* EXERCISE DETAILS *
Go over the records and count each line that has the string "Depósito". Give the number and nothing else.

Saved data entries
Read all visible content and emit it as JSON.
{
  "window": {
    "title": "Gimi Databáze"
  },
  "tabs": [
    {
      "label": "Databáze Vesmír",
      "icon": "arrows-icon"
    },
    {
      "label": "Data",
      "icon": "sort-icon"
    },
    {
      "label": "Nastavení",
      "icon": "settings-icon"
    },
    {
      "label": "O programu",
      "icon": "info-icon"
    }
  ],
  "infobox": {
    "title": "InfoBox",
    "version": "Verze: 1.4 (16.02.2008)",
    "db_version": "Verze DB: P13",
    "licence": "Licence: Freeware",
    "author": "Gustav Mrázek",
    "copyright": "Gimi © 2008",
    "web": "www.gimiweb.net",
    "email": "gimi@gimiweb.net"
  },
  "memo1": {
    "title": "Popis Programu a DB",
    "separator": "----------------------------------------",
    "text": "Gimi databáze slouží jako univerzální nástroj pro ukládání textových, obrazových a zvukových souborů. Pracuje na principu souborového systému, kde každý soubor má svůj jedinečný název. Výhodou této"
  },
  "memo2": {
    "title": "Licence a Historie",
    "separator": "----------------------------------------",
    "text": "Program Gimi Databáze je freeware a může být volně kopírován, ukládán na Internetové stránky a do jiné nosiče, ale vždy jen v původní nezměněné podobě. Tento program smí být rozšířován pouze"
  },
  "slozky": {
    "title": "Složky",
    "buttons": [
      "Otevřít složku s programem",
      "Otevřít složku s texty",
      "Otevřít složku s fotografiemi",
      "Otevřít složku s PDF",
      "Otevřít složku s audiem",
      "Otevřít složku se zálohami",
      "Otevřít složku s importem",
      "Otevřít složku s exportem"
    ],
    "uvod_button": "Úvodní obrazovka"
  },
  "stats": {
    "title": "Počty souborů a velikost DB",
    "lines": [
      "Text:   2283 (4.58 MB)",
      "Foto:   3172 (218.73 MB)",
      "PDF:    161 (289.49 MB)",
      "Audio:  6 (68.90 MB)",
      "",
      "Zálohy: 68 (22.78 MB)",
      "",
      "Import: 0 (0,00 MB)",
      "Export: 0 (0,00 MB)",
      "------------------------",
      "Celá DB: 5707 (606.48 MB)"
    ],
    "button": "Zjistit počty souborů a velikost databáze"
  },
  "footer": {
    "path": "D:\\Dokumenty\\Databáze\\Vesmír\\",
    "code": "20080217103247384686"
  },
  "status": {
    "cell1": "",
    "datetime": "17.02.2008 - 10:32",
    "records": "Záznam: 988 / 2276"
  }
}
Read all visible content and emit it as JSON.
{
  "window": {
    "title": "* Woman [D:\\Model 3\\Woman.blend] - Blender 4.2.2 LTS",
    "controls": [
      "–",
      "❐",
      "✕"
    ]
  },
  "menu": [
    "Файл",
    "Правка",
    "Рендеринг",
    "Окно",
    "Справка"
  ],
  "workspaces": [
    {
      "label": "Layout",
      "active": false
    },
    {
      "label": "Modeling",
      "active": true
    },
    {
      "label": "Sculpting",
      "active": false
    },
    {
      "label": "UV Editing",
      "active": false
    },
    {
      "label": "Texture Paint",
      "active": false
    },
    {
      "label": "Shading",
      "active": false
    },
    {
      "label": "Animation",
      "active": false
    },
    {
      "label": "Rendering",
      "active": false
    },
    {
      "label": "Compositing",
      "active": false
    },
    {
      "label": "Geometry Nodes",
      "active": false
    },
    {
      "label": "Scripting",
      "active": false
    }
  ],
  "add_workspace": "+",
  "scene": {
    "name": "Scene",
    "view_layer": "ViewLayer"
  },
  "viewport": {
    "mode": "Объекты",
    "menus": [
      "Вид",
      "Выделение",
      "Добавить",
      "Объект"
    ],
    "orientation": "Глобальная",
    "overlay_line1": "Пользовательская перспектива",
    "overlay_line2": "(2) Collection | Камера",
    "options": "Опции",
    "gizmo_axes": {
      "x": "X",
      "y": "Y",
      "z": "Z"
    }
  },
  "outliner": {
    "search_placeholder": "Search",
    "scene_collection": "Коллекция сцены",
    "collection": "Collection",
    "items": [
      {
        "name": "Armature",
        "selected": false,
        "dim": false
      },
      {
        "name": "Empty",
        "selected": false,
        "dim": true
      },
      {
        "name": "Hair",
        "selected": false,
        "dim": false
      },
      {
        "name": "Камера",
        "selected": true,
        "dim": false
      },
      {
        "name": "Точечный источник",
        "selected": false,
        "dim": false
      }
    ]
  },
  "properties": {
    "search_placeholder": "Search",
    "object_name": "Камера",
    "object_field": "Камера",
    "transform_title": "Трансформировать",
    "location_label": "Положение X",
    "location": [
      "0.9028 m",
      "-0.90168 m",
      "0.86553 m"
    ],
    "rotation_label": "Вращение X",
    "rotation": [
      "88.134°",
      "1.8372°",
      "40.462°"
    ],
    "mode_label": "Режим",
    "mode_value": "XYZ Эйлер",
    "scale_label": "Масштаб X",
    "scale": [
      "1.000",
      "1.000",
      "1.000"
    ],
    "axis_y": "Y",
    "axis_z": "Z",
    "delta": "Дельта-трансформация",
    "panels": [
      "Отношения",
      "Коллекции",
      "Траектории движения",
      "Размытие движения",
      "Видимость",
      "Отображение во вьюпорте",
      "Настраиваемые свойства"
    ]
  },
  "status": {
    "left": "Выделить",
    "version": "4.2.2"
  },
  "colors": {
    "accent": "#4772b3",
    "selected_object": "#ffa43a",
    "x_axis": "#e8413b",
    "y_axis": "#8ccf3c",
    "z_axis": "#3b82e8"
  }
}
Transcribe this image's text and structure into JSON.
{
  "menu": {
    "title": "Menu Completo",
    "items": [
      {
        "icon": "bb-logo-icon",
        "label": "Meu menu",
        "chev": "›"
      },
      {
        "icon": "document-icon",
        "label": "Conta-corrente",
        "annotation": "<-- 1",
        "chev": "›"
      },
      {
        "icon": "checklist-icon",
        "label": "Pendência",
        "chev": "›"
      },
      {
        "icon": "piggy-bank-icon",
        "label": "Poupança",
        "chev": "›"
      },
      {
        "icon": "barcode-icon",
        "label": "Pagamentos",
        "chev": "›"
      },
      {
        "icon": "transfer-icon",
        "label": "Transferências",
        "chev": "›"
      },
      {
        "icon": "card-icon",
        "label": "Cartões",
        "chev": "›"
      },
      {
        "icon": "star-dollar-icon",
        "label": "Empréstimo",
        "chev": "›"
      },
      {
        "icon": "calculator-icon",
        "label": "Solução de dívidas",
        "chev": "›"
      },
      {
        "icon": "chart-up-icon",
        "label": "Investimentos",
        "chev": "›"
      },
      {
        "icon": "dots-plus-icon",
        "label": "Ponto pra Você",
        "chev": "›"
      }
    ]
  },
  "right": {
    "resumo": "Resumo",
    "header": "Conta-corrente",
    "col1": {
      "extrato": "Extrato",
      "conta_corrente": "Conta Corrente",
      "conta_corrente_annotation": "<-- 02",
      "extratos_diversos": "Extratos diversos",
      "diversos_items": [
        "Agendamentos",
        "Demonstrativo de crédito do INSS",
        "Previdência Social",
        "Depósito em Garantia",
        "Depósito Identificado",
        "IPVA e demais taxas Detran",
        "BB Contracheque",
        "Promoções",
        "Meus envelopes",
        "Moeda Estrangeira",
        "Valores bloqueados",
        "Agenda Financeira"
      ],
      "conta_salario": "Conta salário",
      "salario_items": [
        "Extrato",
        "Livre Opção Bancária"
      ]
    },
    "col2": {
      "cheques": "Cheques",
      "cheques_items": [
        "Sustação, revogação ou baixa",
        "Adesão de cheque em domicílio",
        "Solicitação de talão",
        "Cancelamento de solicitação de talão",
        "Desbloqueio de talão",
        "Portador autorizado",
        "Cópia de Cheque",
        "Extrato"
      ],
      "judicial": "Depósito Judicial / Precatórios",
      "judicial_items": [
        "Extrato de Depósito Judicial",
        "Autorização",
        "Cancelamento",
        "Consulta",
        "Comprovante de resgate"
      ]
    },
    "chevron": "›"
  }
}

* ANSWER BELOW *
4